**About this exercise:** For each record below, set it down exactly but leave out any picture.

**Record excerpts:**
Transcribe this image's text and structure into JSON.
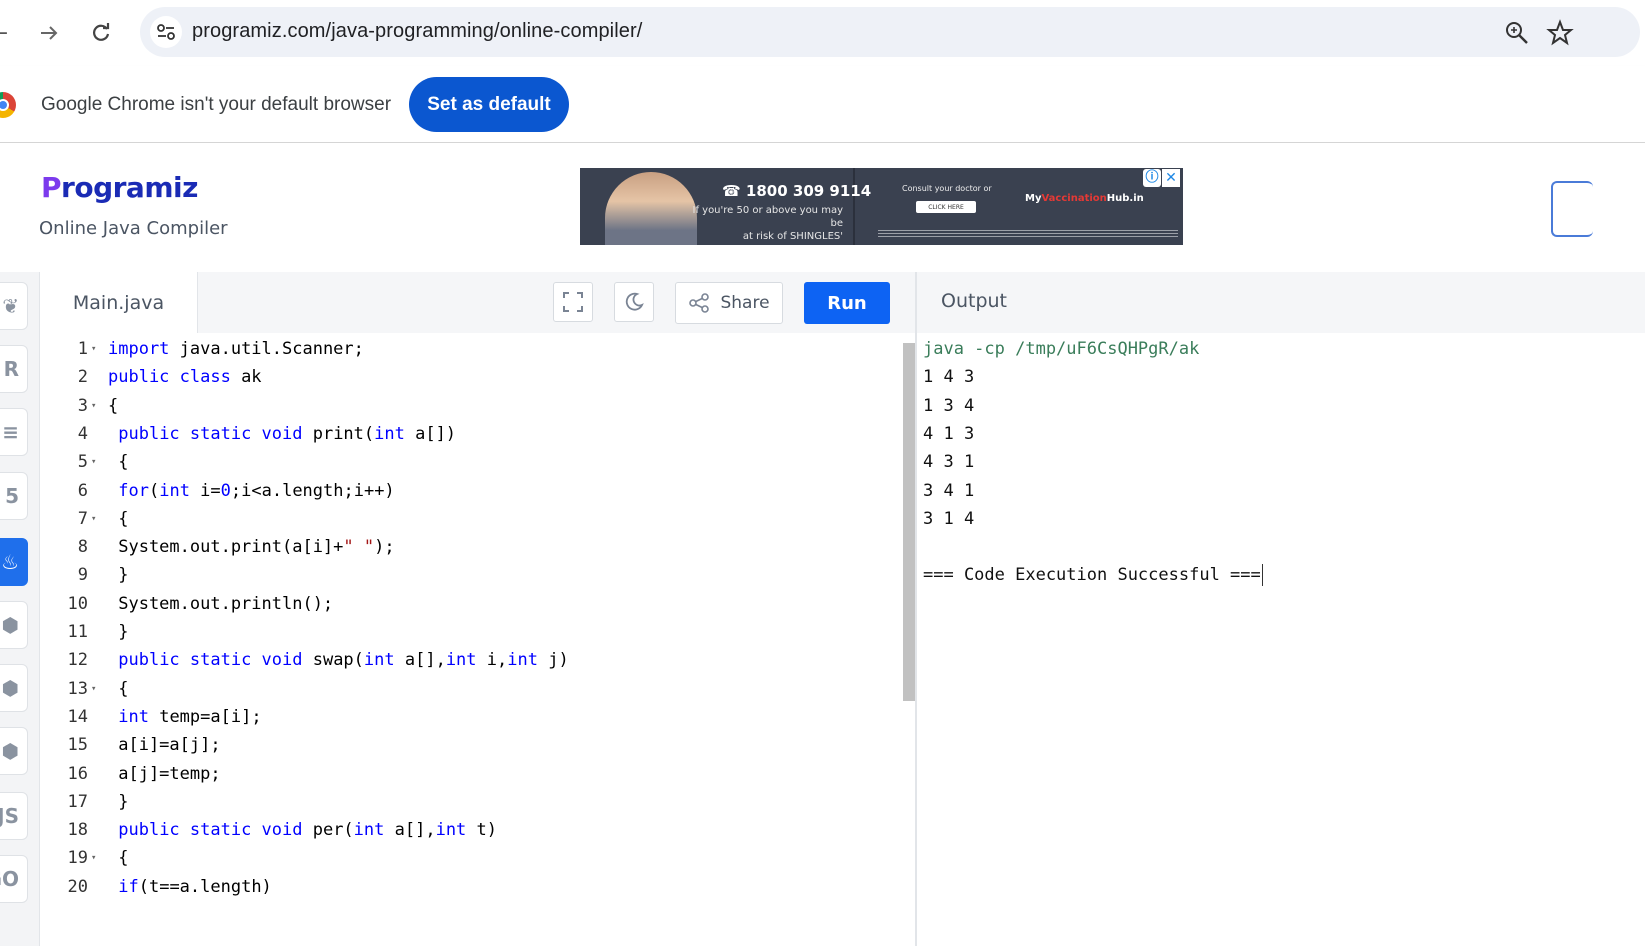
{
  "browser": {
    "url": "programiz.com/java-programming/online-compiler/",
    "icons": [
      "back-arrow-icon",
      "forward-arrow-icon",
      "reload-icon",
      "site-settings-icon",
      "zoom-icon",
      "bookmark-star-icon"
    ]
  },
  "infobar": {
    "message": "Google Chrome isn't your default browser",
    "button_label": "Set as default"
  },
  "site": {
    "logo_first": "P",
    "logo_rest": "rogramiz",
    "subtitle": "Online Java Compiler"
  },
  "ad": {
    "phone": "☎ 1800 309 9114",
    "line1": "If you're 50 or above you may be",
    "line2": "at risk of SHINGLES'",
    "consult": "Consult your doctor or",
    "cta": "CLICK HERE",
    "brand_pre": "My",
    "brand_highlight": "Vaccination",
    "brand_post": "Hub.in"
  },
  "editor": {
    "file_name": "Main.java",
    "share_label": "Share",
    "run_label": "Run",
    "lines": [
      {
        "n": "1",
        "fold": true
      },
      {
        "n": "2",
        "fold": false
      },
      {
        "n": "3",
        "fold": true
      },
      {
        "n": "4",
        "fold": false
      },
      {
        "n": "5",
        "fold": true
      },
      {
        "n": "6",
        "fold": false
      },
      {
        "n": "7",
        "fold": true
      },
      {
        "n": "8",
        "fold": false
      },
      {
        "n": "9",
        "fold": false
      },
      {
        "n": "10",
        "fold": false
      },
      {
        "n": "11",
        "fold": false
      },
      {
        "n": "12",
        "fold": false
      },
      {
        "n": "13",
        "fold": true
      },
      {
        "n": "14",
        "fold": false
      },
      {
        "n": "15",
        "fold": false
      },
      {
        "n": "16",
        "fold": false
      },
      {
        "n": "17",
        "fold": false
      },
      {
        "n": "18",
        "fold": false
      },
      {
        "n": "19",
        "fold": true
      },
      {
        "n": "20",
        "fold": false
      }
    ],
    "code": [
      [
        [
          "kw",
          "import"
        ],
        [
          "t",
          " java.util.Scanner;"
        ]
      ],
      [
        [
          "kw",
          "public class"
        ],
        [
          "t",
          " ak"
        ]
      ],
      [
        [
          "t",
          "{"
        ]
      ],
      [
        [
          "t",
          " "
        ],
        [
          "kw",
          "public static void"
        ],
        [
          "t",
          " print("
        ],
        [
          "kw",
          "int"
        ],
        [
          "t",
          " a[])"
        ]
      ],
      [
        [
          "t",
          " {"
        ]
      ],
      [
        [
          "t",
          " "
        ],
        [
          "kw",
          "for"
        ],
        [
          "t",
          "("
        ],
        [
          "kw",
          "int"
        ],
        [
          "t",
          " i="
        ],
        [
          "num",
          "0"
        ],
        [
          "t",
          ";i<a.length;i++)"
        ]
      ],
      [
        [
          "t",
          " {"
        ]
      ],
      [
        [
          "t",
          " System.out.print(a[i]+"
        ],
        [
          "str",
          "\" \""
        ],
        [
          "t",
          ");"
        ]
      ],
      [
        [
          "t",
          " }"
        ]
      ],
      [
        [
          "t",
          " System.out.println();"
        ]
      ],
      [
        [
          "t",
          " }"
        ]
      ],
      [
        [
          "t",
          " "
        ],
        [
          "kw",
          "public static void"
        ],
        [
          "t",
          " swap("
        ],
        [
          "kw",
          "int"
        ],
        [
          "t",
          " a[],"
        ],
        [
          "kw",
          "int"
        ],
        [
          "t",
          " i,"
        ],
        [
          "kw",
          "int"
        ],
        [
          "t",
          " j)"
        ]
      ],
      [
        [
          "t",
          " {"
        ]
      ],
      [
        [
          "t",
          " "
        ],
        [
          "kw",
          "int"
        ],
        [
          "t",
          " temp=a[i];"
        ]
      ],
      [
        [
          "t",
          " a[i]=a[j];"
        ]
      ],
      [
        [
          "t",
          " a[j]=temp;"
        ]
      ],
      [
        [
          "t",
          " }"
        ]
      ],
      [
        [
          "t",
          " "
        ],
        [
          "kw",
          "public static void"
        ],
        [
          "t",
          " per("
        ],
        [
          "kw",
          "int"
        ],
        [
          "t",
          " a[],"
        ],
        [
          "kw",
          "int"
        ],
        [
          "t",
          " t)"
        ]
      ],
      [
        [
          "t",
          " {"
        ]
      ],
      [
        [
          "t",
          " "
        ],
        [
          "kw",
          "if"
        ],
        [
          "t",
          "(t==a.length)"
        ]
      ]
    ]
  },
  "output": {
    "title": "Output",
    "command": "java -cp /tmp/uF6CsQHPgR/ak",
    "lines": [
      "1 4 3",
      "1 3 4",
      "4 1 3",
      "4 3 1",
      "3 4 1",
      "3 1 4",
      "",
      "=== Code Execution Successful ==="
    ]
  },
  "sidebar": {
    "languages": [
      {
        "icon": "python-icon",
        "glyph": "❦",
        "active": false
      },
      {
        "icon": "r-icon",
        "glyph": "R",
        "active": false
      },
      {
        "icon": "sql-icon",
        "glyph": "≡",
        "active": false
      },
      {
        "icon": "html-icon",
        "glyph": "5",
        "active": false
      },
      {
        "icon": "java-icon",
        "glyph": "♨",
        "active": true
      },
      {
        "icon": "c-icon",
        "glyph": "⬢",
        "active": false
      },
      {
        "icon": "cpp-icon",
        "glyph": "⬢",
        "active": false
      },
      {
        "icon": "csharp-icon",
        "glyph": "⬢",
        "active": false
      },
      {
        "icon": "js-icon",
        "glyph": "JS",
        "active": false
      },
      {
        "icon": "go-icon",
        "glyph": "GO",
        "active": false
      }
    ]
  },
  "colors": {
    "run": "#0d63f3",
    "set_default": "#0b57d0",
    "keyword": "#0000ff",
    "string": "#a31515",
    "output_command": "#3a7d5a"
  }
}
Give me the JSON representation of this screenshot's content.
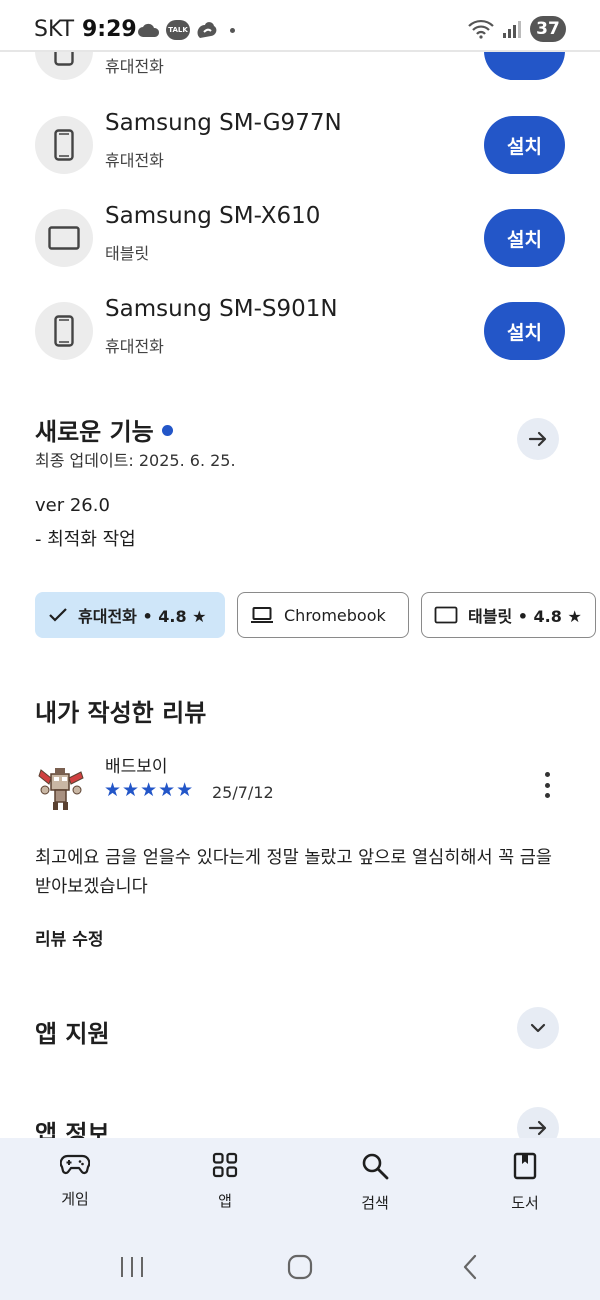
{
  "status_bar": {
    "carrier": "SKT",
    "time": "9:29",
    "talk_badge": "TALK",
    "battery": "37"
  },
  "devices": [
    {
      "name": "",
      "type": "휴대전화",
      "install_label": "",
      "icon": "phone-icon"
    },
    {
      "name": "Samsung SM-G977N",
      "type": "휴대전화",
      "install_label": "설치",
      "icon": "phone-icon"
    },
    {
      "name": "Samsung SM-X610",
      "type": "태블릿",
      "install_label": "설치",
      "icon": "tablet-icon"
    },
    {
      "name": "Samsung SM-S901N",
      "type": "휴대전화",
      "install_label": "설치",
      "icon": "phone-icon"
    }
  ],
  "whats_new": {
    "title": "새로운 기능",
    "updated": "최종 업데이트: 2025. 6. 25.",
    "version": "ver 26.0",
    "notes": "- 최적화 작업"
  },
  "device_chips": [
    {
      "label": "휴대전화 • 4.8 ★",
      "selected": true,
      "icon": "check-icon"
    },
    {
      "label": "Chromebook",
      "selected": false,
      "icon": "laptop-icon"
    },
    {
      "label": "태블릿 • 4.8 ★",
      "selected": false,
      "icon": "tablet-icon"
    }
  ],
  "my_review": {
    "title": "내가 작성한 리뷰",
    "author": "배드보이",
    "rating": 5,
    "stars": "★★★★★",
    "date": "25/7/12",
    "text": "최고에요 금을 얻을수 있다는게 정말 놀랐고 앞으로 열심히해서 꼭 금을 받아보겠습니다",
    "edit_label": "리뷰 수정"
  },
  "app_support": {
    "title": "앱 지원"
  },
  "app_info": {
    "title": "앱 정보"
  },
  "bottom_nav": [
    {
      "label": "게임",
      "icon": "gamepad-icon"
    },
    {
      "label": "앱",
      "icon": "apps-grid-icon"
    },
    {
      "label": "검색",
      "icon": "search-icon"
    },
    {
      "label": "도서",
      "icon": "book-icon"
    }
  ],
  "colors": {
    "accent": "#2356c8",
    "chip_selected": "#cfe6f9",
    "nav_background": "#edf1f9"
  }
}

**Solution for this task:**
Transcribe this image's text and structure into JSON.
{
  "browser": {
    "url": "programiz.com/java-programming/online-compiler/",
    "icons": [
      "back-arrow-icon",
      "forward-arrow-icon",
      "reload-icon",
      "site-settings-icon",
      "zoom-icon",
      "bookmark-star-icon"
    ]
  },
  "infobar": {
    "message": "Google Chrome isn't your default browser",
    "button_label": "Set as default"
  },
  "site": {
    "logo_first": "P",
    "logo_rest": "rogramiz",
    "subtitle": "Online Java Compiler"
  },
  "ad": {
    "phone": "☎ 1800 309 9114",
    "line1": "If you're 50 or above you may be",
    "line2": "at risk of SHINGLES'",
    "consult": "Consult your doctor or",
    "cta": "CLICK HERE",
    "brand_pre": "My",
    "brand_highlight": "Vaccination",
    "brand_post": "Hub.in"
  },
  "editor": {
    "file_name": "Main.java",
    "share_label": "Share",
    "run_label": "Run",
    "lines": [
      {
        "n": "1",
        "fold": true
      },
      {
        "n": "2",
        "fold": false
      },
      {
        "n": "3",
        "fold": true
      },
      {
        "n": "4",
        "fold": false
      },
      {
        "n": "5",
        "fold": true
      },
      {
        "n": "6",
        "fold": false
      },
      {
        "n": "7",
        "fold": true
      },
      {
        "n": "8",
        "fold": false
      },
      {
        "n": "9",
        "fold": false
      },
      {
        "n": "10",
        "fold": false
      },
      {
        "n": "11",
        "fold": false
      },
      {
        "n": "12",
        "fold": false
      },
      {
        "n": "13",
        "fold": true
      },
      {
        "n": "14",
        "fold": false
      },
      {
        "n": "15",
        "fold": false
      },
      {
        "n": "16",
        "fold": false
      },
      {
        "n": "17",
        "fold": false
      },
      {
        "n": "18",
        "fold": false
      },
      {
        "n": "19",
        "fold": true
      },
      {
        "n": "20",
        "fold": false
      }
    ],
    "code": [
      [
        [
          "kw",
          "import"
        ],
        [
          "t",
          " java.util.Scanner;"
        ]
      ],
      [
        [
          "kw",
          "public class"
        ],
        [
          "t",
          " ak"
        ]
      ],
      [
        [
          "t",
          "{"
        ]
      ],
      [
        [
          "t",
          " "
        ],
        [
          "kw",
          "public static void"
        ],
        [
          "t",
          " print("
        ],
        [
          "kw",
          "int"
        ],
        [
          "t",
          " a[])"
        ]
      ],
      [
        [
          "t",
          " {"
        ]
      ],
      [
        [
          "t",
          " "
        ],
        [
          "kw",
          "for"
        ],
        [
          "t",
          "("
        ],
        [
          "kw",
          "int"
        ],
        [
          "t",
          " i="
        ],
        [
          "num",
          "0"
        ],
        [
          "t",
          ";i<a.length;i++)"
        ]
      ],
      [
        [
          "t",
          " {"
        ]
      ],
      [
        [
          "t",
          " System.out.print(a[i]+"
        ],
        [
          "str",
          "\" \""
        ],
        [
          "t",
          ");"
        ]
      ],
      [
        [
          "t",
          " }"
        ]
      ],
      [
        [
          "t",
          " System.out.println();"
        ]
      ],
      [
        [
          "t",
          " }"
        ]
      ],
      [
        [
          "t",
          " "
        ],
        [
          "kw",
          "public static void"
        ],
        [
          "t",
          " swap("
        ],
        [
          "kw",
          "int"
        ],
        [
          "t",
          " a[],"
        ],
        [
          "kw",
          "int"
        ],
        [
          "t",
          " i,"
        ],
        [
          "kw",
          "int"
        ],
        [
          "t",
          " j)"
        ]
      ],
      [
        [
          "t",
          " {"
        ]
      ],
      [
        [
          "t",
          " "
        ],
        [
          "kw",
          "int"
        ],
        [
          "t",
          " temp=a[i];"
        ]
      ],
      [
        [
          "t",
          " a[i]=a[j];"
        ]
      ],
      [
        [
          "t",
          " a[j]=temp;"
        ]
      ],
      [
        [
          "t",
          " }"
        ]
      ],
      [
        [
          "t",
          " "
        ],
        [
          "kw",
          "public static void"
        ],
        [
          "t",
          " per("
        ],
        [
          "kw",
          "int"
        ],
        [
          "t",
          " a[],"
        ],
        [
          "kw",
          "int"
        ],
        [
          "t",
          " t)"
        ]
      ],
      [
        [
          "t",
          " {"
        ]
      ],
      [
        [
          "t",
          " "
        ],
        [
          "kw",
          "if"
        ],
        [
          "t",
          "(t==a.length)"
        ]
      ]
    ]
  },
  "output": {
    "title": "Output",
    "command": "java -cp /tmp/uF6CsQHPgR/ak",
    "lines": [
      "1 4 3",
      "1 3 4",
      "4 1 3",
      "4 3 1",
      "3 4 1",
      "3 1 4",
      "",
      "=== Code Execution Successful ==="
    ]
  },
  "sidebar": {
    "languages": [
      {
        "icon": "python-icon",
        "glyph": "❦",
        "active": false
      },
      {
        "icon": "r-icon",
        "glyph": "R",
        "active": false
      },
      {
        "icon": "sql-icon",
        "glyph": "≡",
        "active": false
      },
      {
        "icon": "html-icon",
        "glyph": "5",
        "active": false
      },
      {
        "icon": "java-icon",
        "glyph": "♨",
        "active": true
      },
      {
        "icon": "c-icon",
        "glyph": "⬢",
        "active": false
      },
      {
        "icon": "cpp-icon",
        "glyph": "⬢",
        "active": false
      },
      {
        "icon": "csharp-icon",
        "glyph": "⬢",
        "active": false
      },
      {
        "icon": "js-icon",
        "glyph": "JS",
        "active": false
      },
      {
        "icon": "go-icon",
        "glyph": "GO",
        "active": false
      }
    ]
  },
  "colors": {
    "run": "#0d63f3",
    "set_default": "#0b57d0",
    "keyword": "#0000ff",
    "string": "#a31515",
    "output_command": "#3a7d5a"
  }
}
Give me the JSON representation of this screenshot's content.
{
  "status_bar": {
    "carrier": "SKT",
    "time": "9:29",
    "talk_badge": "TALK",
    "battery": "37"
  },
  "devices": [
    {
      "name": "",
      "type": "휴대전화",
      "install_label": "",
      "icon": "phone-icon"
    },
    {
      "name": "Samsung SM-G977N",
      "type": "휴대전화",
      "install_label": "설치",
      "icon": "phone-icon"
    },
    {
      "name": "Samsung SM-X610",
      "type": "태블릿",
      "install_label": "설치",
      "icon": "tablet-icon"
    },
    {
      "name": "Samsung SM-S901N",
      "type": "휴대전화",
      "install_label": "설치",
      "icon": "phone-icon"
    }
  ],
  "whats_new": {
    "title": "새로운 기능",
    "updated": "최종 업데이트: 2025. 6. 25.",
    "version": "ver 26.0",
    "notes": "- 최적화 작업"
  },
  "device_chips": [
    {
      "label": "휴대전화 • 4.8 ★",
      "selected": true,
      "icon": "check-icon"
    },
    {
      "label": "Chromebook",
      "selected": false,
      "icon": "laptop-icon"
    },
    {
      "label": "태블릿 • 4.8 ★",
      "selected": false,
      "icon": "tablet-icon"
    }
  ],
  "my_review": {
    "title": "내가 작성한 리뷰",
    "author": "배드보이",
    "rating": 5,
    "stars": "★★★★★",
    "date": "25/7/12",
    "text": "최고에요 금을 얻을수 있다는게 정말 놀랐고 앞으로 열심히해서 꼭 금을 받아보겠습니다",
    "edit_label": "리뷰 수정"
  },
  "app_support": {
    "title": "앱 지원"
  },
  "app_info": {
    "title": "앱 정보"
  },
  "bottom_nav": [
    {
      "label": "게임",
      "icon": "gamepad-icon"
    },
    {
      "label": "앱",
      "icon": "apps-grid-icon"
    },
    {
      "label": "검색",
      "icon": "search-icon"
    },
    {
      "label": "도서",
      "icon": "book-icon"
    }
  ],
  "colors": {
    "accent": "#2356c8",
    "chip_selected": "#cfe6f9",
    "nav_background": "#edf1f9"
  }
}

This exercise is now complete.